* _What the task asks_
Look for the word "рекламы" in the records, and copy each line where it appears.
── Material for this exercise ──
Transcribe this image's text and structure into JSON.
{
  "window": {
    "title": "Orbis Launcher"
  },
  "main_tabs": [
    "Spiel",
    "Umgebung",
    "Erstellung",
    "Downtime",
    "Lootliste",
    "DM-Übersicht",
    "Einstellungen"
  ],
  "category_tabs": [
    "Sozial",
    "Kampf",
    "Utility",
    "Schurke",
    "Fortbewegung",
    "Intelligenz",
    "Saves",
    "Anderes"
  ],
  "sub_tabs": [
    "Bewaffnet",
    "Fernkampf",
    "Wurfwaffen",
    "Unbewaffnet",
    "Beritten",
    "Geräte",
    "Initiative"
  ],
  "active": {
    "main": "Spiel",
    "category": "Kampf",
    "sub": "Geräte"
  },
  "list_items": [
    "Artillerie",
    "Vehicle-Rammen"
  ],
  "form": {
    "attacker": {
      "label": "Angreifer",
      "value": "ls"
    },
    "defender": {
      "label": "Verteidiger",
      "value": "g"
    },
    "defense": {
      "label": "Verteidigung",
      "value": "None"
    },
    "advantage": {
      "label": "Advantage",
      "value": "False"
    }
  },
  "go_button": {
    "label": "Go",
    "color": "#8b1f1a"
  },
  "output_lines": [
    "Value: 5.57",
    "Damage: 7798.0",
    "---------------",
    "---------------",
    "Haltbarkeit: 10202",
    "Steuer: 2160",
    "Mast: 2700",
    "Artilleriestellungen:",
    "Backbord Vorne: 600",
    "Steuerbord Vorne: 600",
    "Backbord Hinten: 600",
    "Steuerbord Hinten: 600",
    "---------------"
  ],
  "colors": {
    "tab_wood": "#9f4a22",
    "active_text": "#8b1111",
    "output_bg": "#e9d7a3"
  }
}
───
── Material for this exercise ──
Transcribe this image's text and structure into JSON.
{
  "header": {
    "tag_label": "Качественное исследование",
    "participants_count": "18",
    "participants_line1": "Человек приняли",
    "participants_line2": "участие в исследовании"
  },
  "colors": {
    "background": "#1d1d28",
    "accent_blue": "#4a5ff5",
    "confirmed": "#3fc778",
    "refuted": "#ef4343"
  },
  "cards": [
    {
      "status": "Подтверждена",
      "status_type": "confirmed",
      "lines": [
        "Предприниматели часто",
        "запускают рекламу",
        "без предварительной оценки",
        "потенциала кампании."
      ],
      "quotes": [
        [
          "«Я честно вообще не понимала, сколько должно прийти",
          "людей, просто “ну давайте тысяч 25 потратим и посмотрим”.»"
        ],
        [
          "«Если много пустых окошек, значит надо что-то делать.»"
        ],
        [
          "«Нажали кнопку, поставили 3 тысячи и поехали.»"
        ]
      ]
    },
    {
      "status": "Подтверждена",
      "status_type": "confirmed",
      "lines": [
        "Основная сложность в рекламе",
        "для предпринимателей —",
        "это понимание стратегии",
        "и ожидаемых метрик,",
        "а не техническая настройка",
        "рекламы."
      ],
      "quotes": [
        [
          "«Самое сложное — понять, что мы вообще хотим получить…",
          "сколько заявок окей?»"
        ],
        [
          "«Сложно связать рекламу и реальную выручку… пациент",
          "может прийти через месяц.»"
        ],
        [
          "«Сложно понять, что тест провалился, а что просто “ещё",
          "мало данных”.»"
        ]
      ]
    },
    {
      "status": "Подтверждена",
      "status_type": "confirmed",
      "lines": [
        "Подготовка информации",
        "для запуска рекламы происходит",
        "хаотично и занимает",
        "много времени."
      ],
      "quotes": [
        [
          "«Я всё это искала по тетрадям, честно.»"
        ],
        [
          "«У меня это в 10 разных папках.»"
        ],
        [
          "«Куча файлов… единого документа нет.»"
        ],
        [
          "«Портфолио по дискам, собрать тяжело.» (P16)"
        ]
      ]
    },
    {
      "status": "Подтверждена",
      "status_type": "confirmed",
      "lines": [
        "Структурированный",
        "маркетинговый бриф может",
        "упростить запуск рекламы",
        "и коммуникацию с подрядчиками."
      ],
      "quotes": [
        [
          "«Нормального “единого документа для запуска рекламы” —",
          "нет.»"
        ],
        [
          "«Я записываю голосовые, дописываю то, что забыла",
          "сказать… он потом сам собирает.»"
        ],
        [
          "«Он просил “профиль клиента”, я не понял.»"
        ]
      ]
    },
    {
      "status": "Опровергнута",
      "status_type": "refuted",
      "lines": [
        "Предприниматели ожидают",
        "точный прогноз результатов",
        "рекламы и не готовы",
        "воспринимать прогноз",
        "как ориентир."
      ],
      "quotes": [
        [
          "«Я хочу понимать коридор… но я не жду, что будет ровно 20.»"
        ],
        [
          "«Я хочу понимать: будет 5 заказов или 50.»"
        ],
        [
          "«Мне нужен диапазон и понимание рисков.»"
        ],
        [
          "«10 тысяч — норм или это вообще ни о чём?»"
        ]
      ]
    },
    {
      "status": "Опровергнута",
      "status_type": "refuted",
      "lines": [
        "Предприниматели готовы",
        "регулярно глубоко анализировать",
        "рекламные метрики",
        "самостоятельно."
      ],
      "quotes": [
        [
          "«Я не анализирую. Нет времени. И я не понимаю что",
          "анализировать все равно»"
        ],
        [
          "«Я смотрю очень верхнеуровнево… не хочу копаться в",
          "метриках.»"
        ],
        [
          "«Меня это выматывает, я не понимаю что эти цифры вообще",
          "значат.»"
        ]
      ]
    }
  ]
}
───
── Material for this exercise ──
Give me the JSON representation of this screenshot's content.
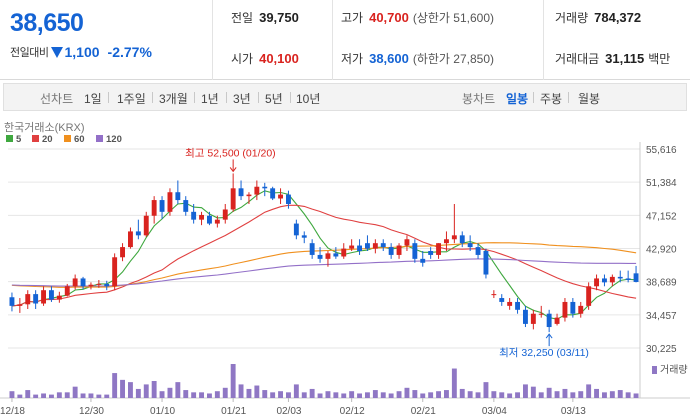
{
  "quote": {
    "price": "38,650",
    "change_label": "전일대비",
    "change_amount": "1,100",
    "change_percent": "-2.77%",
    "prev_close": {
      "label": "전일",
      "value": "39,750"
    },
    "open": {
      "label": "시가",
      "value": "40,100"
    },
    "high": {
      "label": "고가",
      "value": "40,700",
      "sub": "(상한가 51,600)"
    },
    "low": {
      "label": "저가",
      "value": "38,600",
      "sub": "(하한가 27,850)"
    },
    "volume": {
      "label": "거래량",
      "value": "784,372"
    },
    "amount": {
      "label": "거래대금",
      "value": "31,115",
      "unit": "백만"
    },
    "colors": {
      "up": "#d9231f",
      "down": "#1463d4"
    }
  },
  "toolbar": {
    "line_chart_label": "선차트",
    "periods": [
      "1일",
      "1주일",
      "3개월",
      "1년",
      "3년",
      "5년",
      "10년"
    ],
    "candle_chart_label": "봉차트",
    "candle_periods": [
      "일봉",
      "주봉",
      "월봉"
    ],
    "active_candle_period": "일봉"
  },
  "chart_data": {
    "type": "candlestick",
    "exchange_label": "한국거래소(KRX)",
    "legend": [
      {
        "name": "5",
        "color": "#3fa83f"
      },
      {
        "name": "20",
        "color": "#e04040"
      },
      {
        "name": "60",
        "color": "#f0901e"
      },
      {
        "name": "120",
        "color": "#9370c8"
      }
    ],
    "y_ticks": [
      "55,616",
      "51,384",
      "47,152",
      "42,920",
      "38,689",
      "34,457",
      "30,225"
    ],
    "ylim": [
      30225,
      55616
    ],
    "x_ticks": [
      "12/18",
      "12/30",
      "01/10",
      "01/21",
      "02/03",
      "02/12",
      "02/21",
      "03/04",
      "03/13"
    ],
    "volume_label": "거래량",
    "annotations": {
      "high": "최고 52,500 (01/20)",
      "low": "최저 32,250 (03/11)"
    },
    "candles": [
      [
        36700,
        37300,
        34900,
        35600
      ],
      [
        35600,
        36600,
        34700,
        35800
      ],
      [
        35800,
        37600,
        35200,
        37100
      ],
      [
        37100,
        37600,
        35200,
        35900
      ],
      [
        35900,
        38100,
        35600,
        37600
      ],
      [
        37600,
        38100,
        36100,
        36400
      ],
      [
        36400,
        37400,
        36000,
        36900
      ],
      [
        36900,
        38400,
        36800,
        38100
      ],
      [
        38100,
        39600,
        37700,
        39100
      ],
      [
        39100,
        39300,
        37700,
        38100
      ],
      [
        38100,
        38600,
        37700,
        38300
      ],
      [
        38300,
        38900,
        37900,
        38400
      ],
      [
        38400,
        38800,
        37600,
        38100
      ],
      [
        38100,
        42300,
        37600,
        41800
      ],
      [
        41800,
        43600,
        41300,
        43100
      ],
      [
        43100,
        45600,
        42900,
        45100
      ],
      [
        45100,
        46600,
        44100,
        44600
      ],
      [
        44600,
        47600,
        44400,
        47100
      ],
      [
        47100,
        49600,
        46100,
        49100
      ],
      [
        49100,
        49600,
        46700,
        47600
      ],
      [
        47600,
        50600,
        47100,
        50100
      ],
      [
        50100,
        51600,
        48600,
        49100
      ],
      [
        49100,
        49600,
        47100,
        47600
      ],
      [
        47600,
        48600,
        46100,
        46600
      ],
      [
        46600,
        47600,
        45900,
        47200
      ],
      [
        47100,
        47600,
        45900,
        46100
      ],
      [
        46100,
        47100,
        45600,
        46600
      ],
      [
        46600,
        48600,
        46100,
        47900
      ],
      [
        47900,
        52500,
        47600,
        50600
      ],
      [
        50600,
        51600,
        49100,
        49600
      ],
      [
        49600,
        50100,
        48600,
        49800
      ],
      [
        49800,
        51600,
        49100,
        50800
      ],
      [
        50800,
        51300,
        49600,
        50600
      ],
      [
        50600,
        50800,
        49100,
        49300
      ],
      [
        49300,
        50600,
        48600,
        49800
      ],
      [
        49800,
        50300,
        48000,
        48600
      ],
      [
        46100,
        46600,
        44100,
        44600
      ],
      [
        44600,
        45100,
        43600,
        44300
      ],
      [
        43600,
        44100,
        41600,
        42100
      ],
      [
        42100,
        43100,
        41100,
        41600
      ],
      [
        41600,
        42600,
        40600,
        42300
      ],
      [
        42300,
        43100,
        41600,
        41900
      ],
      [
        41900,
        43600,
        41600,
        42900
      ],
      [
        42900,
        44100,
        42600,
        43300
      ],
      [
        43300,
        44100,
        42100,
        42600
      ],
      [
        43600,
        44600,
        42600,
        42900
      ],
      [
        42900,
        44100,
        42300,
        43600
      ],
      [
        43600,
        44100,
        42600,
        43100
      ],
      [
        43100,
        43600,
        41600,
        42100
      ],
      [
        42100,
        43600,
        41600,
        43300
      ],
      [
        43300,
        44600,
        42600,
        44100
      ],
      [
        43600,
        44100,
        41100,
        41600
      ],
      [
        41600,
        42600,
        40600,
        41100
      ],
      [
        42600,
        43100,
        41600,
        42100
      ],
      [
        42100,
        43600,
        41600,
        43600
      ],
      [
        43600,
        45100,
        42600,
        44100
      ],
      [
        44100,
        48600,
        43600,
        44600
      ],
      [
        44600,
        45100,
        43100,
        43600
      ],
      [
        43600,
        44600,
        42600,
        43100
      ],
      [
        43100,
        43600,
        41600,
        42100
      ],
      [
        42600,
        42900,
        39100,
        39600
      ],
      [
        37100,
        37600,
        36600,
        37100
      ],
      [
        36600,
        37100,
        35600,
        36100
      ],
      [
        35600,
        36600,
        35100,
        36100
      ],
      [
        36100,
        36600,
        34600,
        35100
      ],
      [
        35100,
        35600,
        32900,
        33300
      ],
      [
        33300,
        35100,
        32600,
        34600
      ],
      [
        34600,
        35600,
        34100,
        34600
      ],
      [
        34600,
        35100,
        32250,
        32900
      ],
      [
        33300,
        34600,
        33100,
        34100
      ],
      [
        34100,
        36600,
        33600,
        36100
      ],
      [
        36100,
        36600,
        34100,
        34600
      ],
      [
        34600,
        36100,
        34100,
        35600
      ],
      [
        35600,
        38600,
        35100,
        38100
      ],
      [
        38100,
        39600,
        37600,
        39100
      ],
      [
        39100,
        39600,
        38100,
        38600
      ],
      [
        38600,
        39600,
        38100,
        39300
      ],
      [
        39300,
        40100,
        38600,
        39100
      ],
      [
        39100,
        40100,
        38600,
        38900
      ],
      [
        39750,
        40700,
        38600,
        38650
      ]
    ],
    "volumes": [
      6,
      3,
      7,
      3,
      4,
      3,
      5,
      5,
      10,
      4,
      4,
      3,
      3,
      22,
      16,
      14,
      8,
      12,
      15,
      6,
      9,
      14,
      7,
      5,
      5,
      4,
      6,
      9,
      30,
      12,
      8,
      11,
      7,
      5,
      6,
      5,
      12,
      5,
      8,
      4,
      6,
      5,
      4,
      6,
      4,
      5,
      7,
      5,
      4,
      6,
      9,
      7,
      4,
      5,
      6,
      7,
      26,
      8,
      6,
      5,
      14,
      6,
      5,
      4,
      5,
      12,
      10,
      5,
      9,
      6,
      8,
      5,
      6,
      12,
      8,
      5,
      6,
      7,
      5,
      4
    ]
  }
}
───
* _Task result_
        "рекламы."
        "для запуска рекламы происходит",
        "упростить запуск рекламы",
          "«Нормального “единого документа для запуска рекламы” —",
        "рекламы и не готовы",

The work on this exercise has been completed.